Dec 15, 2013, 1:59 PM EDT
Ryan Freel died last December from a self-inflicted gunshot wound after an eight-year major league playing career during which he claimed to have suffered 10 concussions. Believing there to be a link between the suicide and Freel’s multiple incidents of head trauma, Freel’s family donated his brain to the Boston University Center for the Study of Traumatic Encephalopathy, where many football players and boxers have been tested and studied for CTE.
CTE (chronic traumatic encephalopathy) is an incurable brain disease clinically associated with symptoms of irritability, impulsivity, aggression, depression, short-term memory loss and heightened suicidality.
Freel, the center has discovered, was suffering from Stage II CTE at the time of his death.
“It’s a release in that there was a physical reason for what he did,” Clark Vargas, Freel’s stepfather, told Justin Barney of the Florida Times-Union. “On the other side for me, Ryan fell through the cracks. … We’re keeping track of pitch counts, can we keep track of how many guys are hit on the head?”
- Mike Trout is the best MVP choice, but . . . 6
- Baseball is dying, you guys, because no one would recognize Mike Trout in a bar 41
- And That Happened: Thursday’s scores and highlights 70
- Alex Gordon and the M-V-P chants 42
- Could women play major league baseball? Sure. Right now, though, the deck is stacked against them. 216
- And That Happened: Wednesday’s scores and highlights 63
- David Price surrenders nine consecutive hits to the Yankees in the worst start of his career 29
- Video: Jorge Soler homers in his first major league at-bat 31
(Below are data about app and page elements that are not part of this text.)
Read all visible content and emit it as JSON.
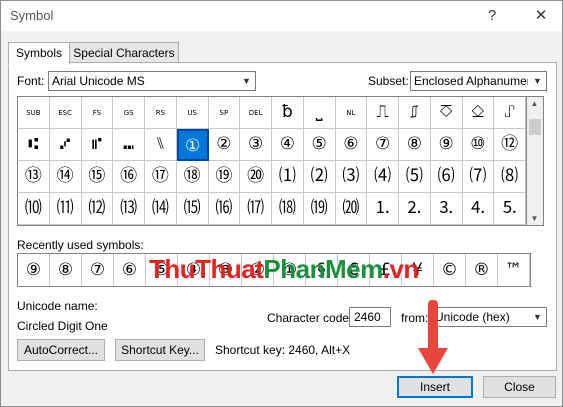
{
  "window": {
    "title": "Symbol",
    "help_label": "?",
    "close_label": "✕"
  },
  "tabs": [
    {
      "label": "Symbols",
      "active": true
    },
    {
      "label": "Special Characters",
      "active": false
    }
  ],
  "font": {
    "label": "Font:",
    "value": "Arial Unicode MS"
  },
  "subset": {
    "label": "Subset:",
    "value": "Enclosed Alphanumeri"
  },
  "symbol_grid": {
    "rows": [
      [
        "SUB",
        "ESC",
        "FS",
        "GS",
        "RS",
        "US",
        "SP",
        "DEL",
        "ƀ",
        "⎵",
        "NL",
        "⎍",
        "⎎",
        "⎏",
        "⎐",
        "⑀"
      ],
      [
        "⑆",
        "⑇",
        "⑈",
        "⑉",
        "⑊",
        "①",
        "②",
        "③",
        "④",
        "⑤",
        "⑥",
        "⑦",
        "⑧",
        "⑨",
        "⑩",
        "⑫"
      ],
      [
        "⑬",
        "⑭",
        "⑮",
        "⑯",
        "⑰",
        "⑱",
        "⑲",
        "⑳",
        "⑴",
        "⑵",
        "⑶",
        "⑷",
        "⑸",
        "⑹",
        "⑺",
        "⑻"
      ],
      [
        "⑽",
        "⑾",
        "⑿",
        "⒀",
        "⒁",
        "⒂",
        "⒃",
        "⒄",
        "⒅",
        "⒆",
        "⒇",
        "⒈",
        "⒉",
        "⒊",
        "⒋",
        "⒌"
      ]
    ],
    "selected": "①"
  },
  "recent": {
    "label": "Recently used symbols:",
    "symbols": [
      "⑨",
      "⑧",
      "⑦",
      "⑥",
      "⑤",
      "④",
      "③",
      "②",
      "①",
      "§",
      "€",
      "£",
      "¥",
      "©",
      "®",
      "™"
    ]
  },
  "watermark": {
    "part1": "ThuThuat",
    "part2": "PhanMem",
    "part3": ".vn"
  },
  "unicode_name": {
    "label": "Unicode name:",
    "value": "Circled Digit One"
  },
  "char_code": {
    "label": "Character code:",
    "value": "2460"
  },
  "from": {
    "label": "from:",
    "value": "Unicode (hex)"
  },
  "buttons": {
    "autocorrect": "AutoCorrect...",
    "shortcut_key": "Shortcut Key...",
    "insert": "Insert",
    "close": "Close"
  },
  "shortcut_text": "Shortcut key: 2460, Alt+X",
  "colors": {
    "accent": "#0078d7",
    "arrow": "#e8453c"
  }
}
- The Cubs grounds crew was short staffed because the Cubs were trying to avoid Obamacare (247)
- Could women play major league baseball? Sure. Right now, though, the deck is stacked against them. (216)
- Forgiveness for Pete Rose? Not in this lifetime (145)
- Albert Pujols plays the “you never played the game!” card (104)
- Great Moments in Drug Testing and Punishment: The NFL Edition (101)